- Creature bait
- Worm bait
- Craw bait
- Jerk bait
- Shimmering tail baits
- Grubs, Jig Baits and more
With all the choices, there is a lot to think about. Why? Well, we all need a standard bait and go-to bait, and it needs to be in the right size and right color for the place we are fishing. Fishing right is a lot about lure selection.
For best selection, we need to pick the one way we most like to fish plastic baits, because there are a lot of ways. Depending on the soft plastic bait type selected, there are lots of options. You can thread the bait onto a jighead, rig it on a weighted or unweighted hook, depending on if we want it to sink fast, sink slow, or if we want to cast it short or far. Is it windy? Is it deep? Are there snags or is it a sandy or gravel bottom? Tree limbs? All these things count in what we pick to use.
Whatever type soft plastic you choose, it should be selected because it will fit the fishing style you like to fish with. It will be effective where you like to fish for when you fish and it will provide some capability to remain snag free. And, it fits your budget (why I like Big Bite Baits).
Let’s take one example. I went looking on-line for a new sort of plastic worm just to show the fish where I frequently cast a line that there is something different. I skipped over to Tackle Warehouse (http://www.tacklewarehouse.com/) and there they were, something I had never seen before: Squirrel–Tail Worms for under $3 for a package of 10. That took care of my pocketbook budget.
These worms caught me with just one look.
Designed by Elite Series Pro, Jeff Kriet, the Big Bite Bait Squirrel Tail Worm first debuted on the television show "Day-On-The-Lake". Kriet says, “The Squirrel Tail Worm features a fat head for easy rigging and a buoyant rattlesnake tail, offering tantalizing tail action. I wanted a worm that had a tail that stands up. The tail is made to float, just the tail-end of the worm. When I shake it and pull it, whenever I hit a rock, twig or trash, that is when I'll throw slack in my line and try to shake it without moving it. The floating tail has a subtle, tantalizing quiver that fish can't resist. They will bite this bait when they won't bite anything else. I think this will be the best shaky head bait ever made."
Then I clicked over to Terminal Tackle (http://www.tacklewarehouse.com/termtack.html) and there they were, hook options: worm hooks, drop-shot hooks, swim bait hooks, slip weights and jigheads of many shapes and functions. I was looking for a stand-up head jig hook (sort of like a Shakey Head) that would work with these new worms. There they were, a 4-pack for under $3. Their official name is Big Bite Bait Stand-Up FinTwist Heads.

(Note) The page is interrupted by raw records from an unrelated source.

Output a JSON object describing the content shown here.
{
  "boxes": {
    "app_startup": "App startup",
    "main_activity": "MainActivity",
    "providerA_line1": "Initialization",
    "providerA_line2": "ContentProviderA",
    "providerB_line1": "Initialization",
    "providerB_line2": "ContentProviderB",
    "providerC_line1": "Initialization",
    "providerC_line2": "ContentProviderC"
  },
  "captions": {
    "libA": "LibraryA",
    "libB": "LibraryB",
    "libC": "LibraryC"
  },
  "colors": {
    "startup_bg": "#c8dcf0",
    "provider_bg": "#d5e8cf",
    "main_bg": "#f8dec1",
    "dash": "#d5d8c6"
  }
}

A short review right on their web page showed these affordable jigheads come equipped with super-sharp Gamakatsu hooks, the specially shaped head helps them stand up on the bottom and dance with the slightest twitch of the rod. The convenient screw-lock bait keeper also allows you to rig a finesse worm (like the new squirrel tail worm) perfectly every time, and a horizontal line eye helps resists snags. They are available in multiple sizes, but the 1/8 ounce size allows you to deliver killer finesse presentations. The Gamakatsu hooks will deliver solid hooksets, most anglers know that.
Cast it out, doesn’t have to be far. Let it go to bottom, wait 5-10 seconds. Lift up slightly on your rod tip and lightly jiggle it for 1-2 seconds or so. Wait, watch the line. Is it moving off? If so, set the hook, if nothing, not a problem, we’re fishing. Move the rod to achieve a tip-jiggle action and reel in about 2-3 feet as you jiggle. Right before you stop, hop the bait with a 1-2 foot rod tip swing. Let it settle to bottom and give it complete slack line. Watch the line. The tail is now floating vertically upward as result of your last movement. It’s quivering. Usually, by now, the line moves off if a fish is interested. WHAM! Set the hook. If not, continue until you reach your feet, sometimes they are right at your feet as you fish from shore or boat.

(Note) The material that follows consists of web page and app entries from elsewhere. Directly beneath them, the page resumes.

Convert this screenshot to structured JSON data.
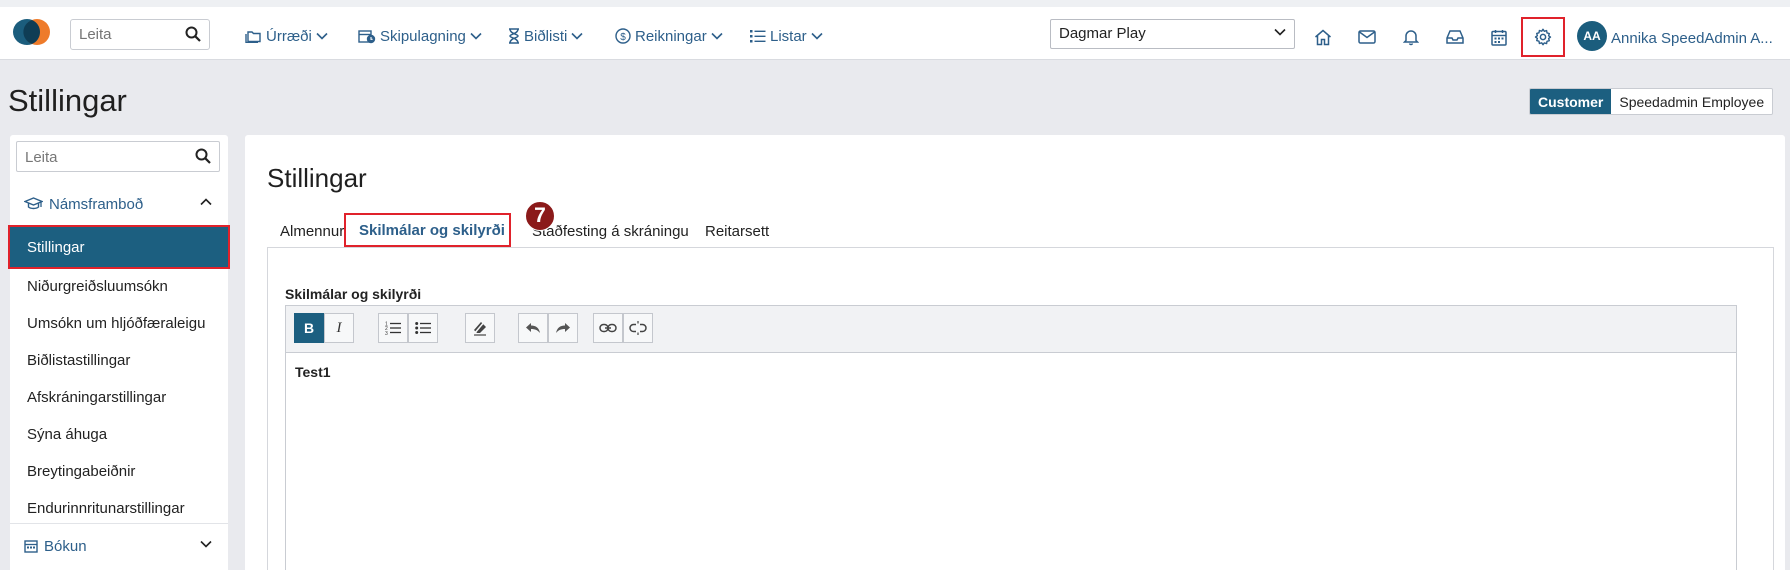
{
  "topbar": {
    "search_placeholder": "Leita",
    "nav": [
      {
        "label": "Úrræði",
        "icon": "folders-icon"
      },
      {
        "label": "Skipulagning",
        "icon": "calendar-clock-icon"
      },
      {
        "label": "Biðlisti",
        "icon": "hourglass-icon"
      },
      {
        "label": "Reikningar",
        "icon": "dollar-circle-icon"
      },
      {
        "label": "Listar",
        "icon": "list-icon"
      }
    ],
    "org_select": "Dagmar Play",
    "tools": [
      "home-icon",
      "mail-icon",
      "bell-icon",
      "inbox-icon",
      "calendar-icon",
      "gear-icon"
    ],
    "avatar_initials": "AA",
    "username": "Annika SpeedAdmin A..."
  },
  "page": {
    "title": "Stillingar",
    "toggle": {
      "customer": "Customer",
      "employee": "Speedadmin Employee"
    }
  },
  "sidebar": {
    "search_placeholder": "Leita",
    "group1": {
      "label": "Námsframboð",
      "icon": "graduation-cap-icon"
    },
    "items": [
      "Stillingar",
      "Niðurgreiðsluumsókn",
      "Umsókn um hljóðfæraleigu",
      "Biðlistastillingar",
      "Afskráningarstillingar",
      "Sýna áhuga",
      "Breytingabeiðnir",
      "Endurinnritunarstillingar"
    ],
    "group2": {
      "label": "Bókun",
      "icon": "calendar-icon"
    }
  },
  "main": {
    "title": "Stillingar",
    "tabs": [
      "Almennur",
      "Skilmálar og skilyrði",
      "Staðfesting á skráningu",
      "Reitarsett"
    ],
    "step_badge": "7",
    "field_label": "Skilmálar og skilyrði",
    "toolbar": [
      "B",
      "I"
    ],
    "editor_content": "Test1"
  },
  "colors": {
    "brand": "#1c5f80",
    "link": "#2d5f8a",
    "highlight": "#e0222b",
    "badge": "#8b1a1a"
  }
}
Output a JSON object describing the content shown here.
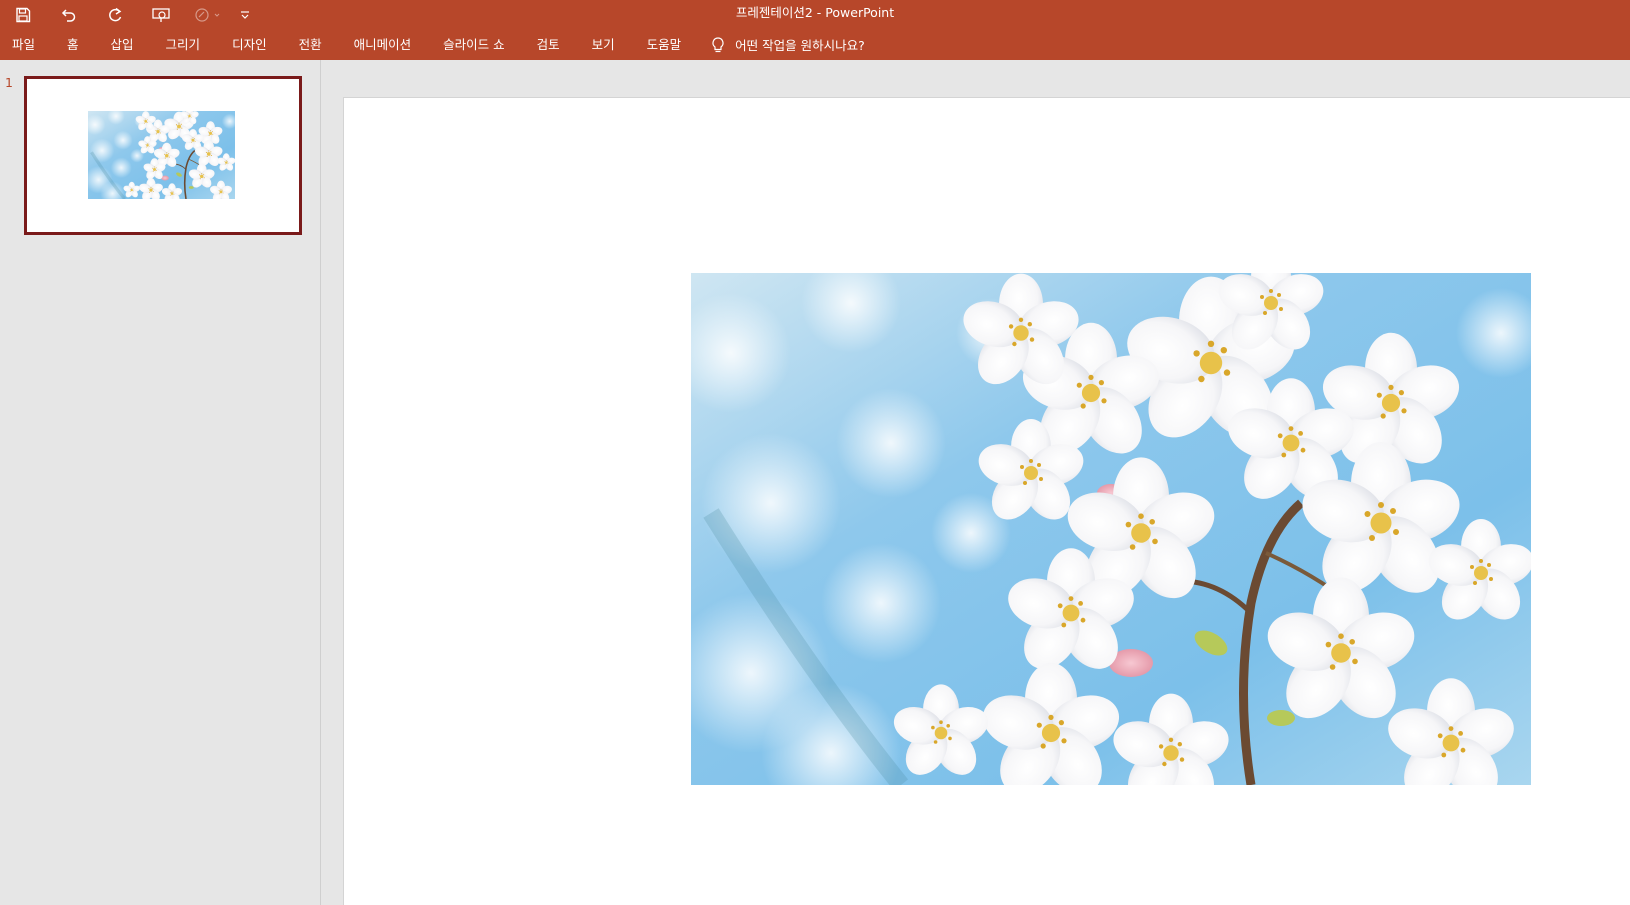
{
  "window": {
    "title": "프레젠테이션2  -  PowerPoint"
  },
  "quick_access": {
    "icons": [
      "save-icon",
      "undo-icon",
      "redo-icon",
      "start-from-beginning-icon",
      "touch-mode-icon",
      "customize-qat-icon"
    ]
  },
  "ribbon": {
    "tabs": [
      {
        "label": "파일"
      },
      {
        "label": "홈"
      },
      {
        "label": "삽입"
      },
      {
        "label": "그리기"
      },
      {
        "label": "디자인"
      },
      {
        "label": "전환"
      },
      {
        "label": "애니메이션"
      },
      {
        "label": "슬라이드 쇼"
      },
      {
        "label": "검토"
      },
      {
        "label": "보기"
      },
      {
        "label": "도움말"
      }
    ],
    "tell_me": {
      "icon": "lightbulb-icon",
      "placeholder": "어떤 작업을 원하시나요?"
    }
  },
  "thumbnails": {
    "slides": [
      {
        "number": "1",
        "selected": true
      }
    ]
  },
  "colors": {
    "accent": "#b7472a",
    "selection_border": "#7a1a1a",
    "workspace": "#e6e6e6"
  }
}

There you have it. Where to get started, where to get the affordable baits and hooks, how to rig it and now you need to do the rest. Get out there!